*To do*
For every line in the records that has the word "with", make a copy.

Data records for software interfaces
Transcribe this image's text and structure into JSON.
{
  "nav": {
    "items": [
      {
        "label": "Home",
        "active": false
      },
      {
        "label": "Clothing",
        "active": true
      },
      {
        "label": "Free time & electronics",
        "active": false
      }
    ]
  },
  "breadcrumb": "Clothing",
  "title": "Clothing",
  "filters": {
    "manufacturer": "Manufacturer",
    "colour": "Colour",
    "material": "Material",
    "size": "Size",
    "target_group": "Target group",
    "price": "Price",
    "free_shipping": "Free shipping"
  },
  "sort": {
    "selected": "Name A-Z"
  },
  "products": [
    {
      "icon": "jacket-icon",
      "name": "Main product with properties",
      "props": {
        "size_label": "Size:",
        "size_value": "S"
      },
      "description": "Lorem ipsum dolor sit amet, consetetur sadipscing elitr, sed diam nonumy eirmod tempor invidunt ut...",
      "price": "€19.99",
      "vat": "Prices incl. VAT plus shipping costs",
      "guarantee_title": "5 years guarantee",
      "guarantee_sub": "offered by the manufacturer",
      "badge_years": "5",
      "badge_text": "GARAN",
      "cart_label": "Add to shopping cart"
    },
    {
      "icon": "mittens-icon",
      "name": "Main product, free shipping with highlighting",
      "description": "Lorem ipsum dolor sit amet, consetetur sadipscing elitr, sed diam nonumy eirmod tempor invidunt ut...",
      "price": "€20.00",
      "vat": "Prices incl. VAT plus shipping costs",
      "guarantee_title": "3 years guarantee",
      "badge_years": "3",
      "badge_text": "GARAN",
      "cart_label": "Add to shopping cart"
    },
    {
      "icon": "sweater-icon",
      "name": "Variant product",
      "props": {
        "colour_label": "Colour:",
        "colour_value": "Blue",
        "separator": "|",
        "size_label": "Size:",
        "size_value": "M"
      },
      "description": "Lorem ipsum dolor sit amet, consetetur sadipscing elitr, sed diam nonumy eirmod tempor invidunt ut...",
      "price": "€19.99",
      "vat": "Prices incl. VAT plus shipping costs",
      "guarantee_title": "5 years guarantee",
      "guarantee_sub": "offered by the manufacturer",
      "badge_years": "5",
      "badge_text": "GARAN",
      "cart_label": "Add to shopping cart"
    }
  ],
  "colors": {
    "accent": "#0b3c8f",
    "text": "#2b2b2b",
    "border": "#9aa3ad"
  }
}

*Result for this task*
      "name": "Main product with properties",
      "name": "Main product, free shipping with highlighting",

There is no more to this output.